Hypothetically speaking, let’s say the New Mexico Activities Association doesn’t have a vested interest in which teams play for the upcoming Class AAA state football championship.
The NMAA, hypothetically speaking, suspends Silver’s Dakota Bencomo for the second-seeded Colts’ quarterfinal game against Albuquerque Academy. This, after viewing the vicious and unnecessary hits he delivered on Horsemen running back Salomon Martinez — chiefly the times he alligator rolled over Martinez’s ankles on St. Michael’s go-ahead touchdown and, on another play, used the cast on his arm to club the Horsemen running back like a baby seal.
Also, because the NMAA interprets and enforces its rulebook to the letter of the law, it finds St. Michael’s head coach Joey Fernandez to be in violation of Rule 7.7.3. In a sweeping show of sportsmanship, equality and all that good stuff, the state’s high school sports governing body suspends Fernandez a game for pointed comments he made about the Bencomo twins.
Without their best player, the Colts lose in the quarterfinals, like they have four of the past six seasons. St. Michael’s, minus Fernandez, uses its coach’s suspension as a rallying cry to get past Hope Christian.
Suddenly, the money-printing, headline-grabbing rematch of the year is off, us journalists are forced to pen some unintelligible, humdrum story about another St. Michael’s romp-and-stomp of whoever it meets in the finals, and the NMAA loses out on the considerable gate it stood to make off Horsemen-Colts II.
Economic suicide.

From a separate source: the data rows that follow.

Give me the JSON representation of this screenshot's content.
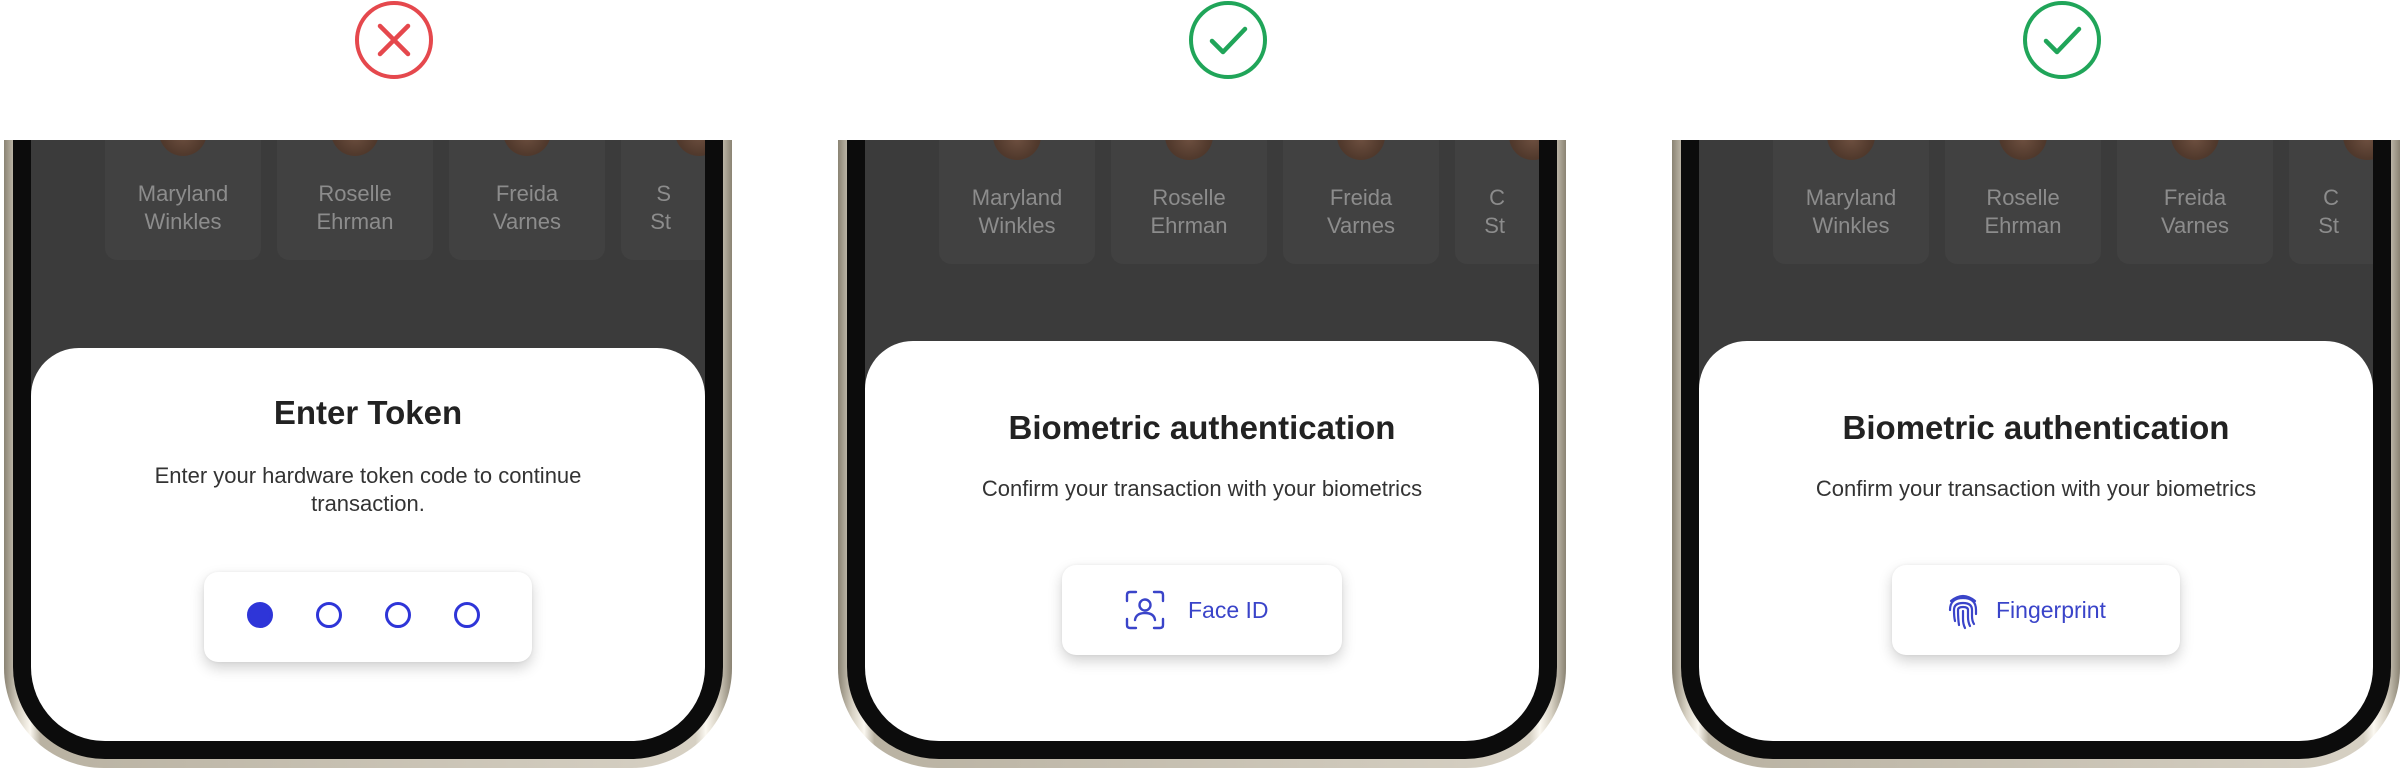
{
  "colors": {
    "wrong": "#e5484d",
    "correct": "#20a559",
    "accent": "#2e35d8",
    "overlay": "#3b3b3b"
  },
  "panels": [
    {
      "verdict": "wrong",
      "verdict_icon": "x-circle-icon",
      "contacts": [
        "Maryland\nWinkles",
        "Roselle\nEhrman",
        "Freida\nVarnes",
        "S\nSt"
      ],
      "sheet": {
        "title": "Enter Token",
        "description": "Enter your hardware token code to continue transaction.",
        "token_digits_entered": 1,
        "token_length": 4
      }
    },
    {
      "verdict": "correct",
      "verdict_icon": "check-circle-icon",
      "contacts": [
        "Maryland\nWinkles",
        "Roselle\nEhrman",
        "Freida\nVarnes",
        "C\nSt"
      ],
      "sheet": {
        "title": "Biometric authentication",
        "description": "Confirm your transaction with your biometrics",
        "button_label": "Face ID",
        "button_icon": "face-id-icon"
      }
    },
    {
      "verdict": "correct",
      "verdict_icon": "check-circle-icon",
      "contacts": [
        "Maryland\nWinkles",
        "Roselle\nEhrman",
        "Freida\nVarnes",
        "C\nSt"
      ],
      "sheet": {
        "title": "Biometric authentication",
        "description": "Confirm your transaction with your biometrics",
        "button_label": "Fingerprint",
        "button_icon": "fingerprint-icon"
      }
    }
  ]
}
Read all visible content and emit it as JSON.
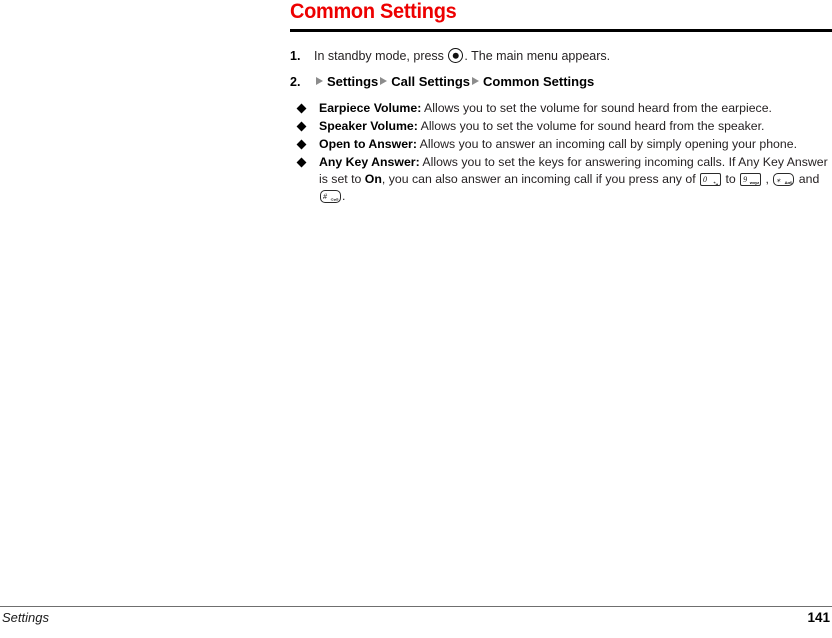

Journalistic pesticide.
So what did the NMAA do instead? It sat on its hands until it couldn’t anymore and then did the financially responsible — and ethically reckless — thing by washing its hands of the entire flap. Guilty conscience absolved. Pocketbook protected.
The NMAA, without explaining its rationale, announced it wouldn’t impose sanctions against either school. Nevermind it took it three weeks to arrive at the decision. Busy with the state soccer and volleyball tournaments, the organization had the perfect excuse not to act swiftly.
But it passed off its lack of swiftness for scrupulousness, saying that it needed adequate time to sort through every minute of that film, thoroughly interview all parties involved and come to an unprejudiced and just verdict.
What it saw, or didn’t see, won’t be disclosed because the NMAA doesn’t explain its decisions, and as a private institution, isn’t required to abide by the same level of transparency a public institution must.
Make no mistake. This was a case where there was clear-cut culpability. It’s hard to interpret intent on game film, but you could decipher a pattern of ruffian play just by the sheer number of Bencomo’s acts. If not that, Fernandez clearly violated language in the handbook that outlaws defaming opponents.
So what did the NMAA do? It invoked paper justice — the type that’s tinged green.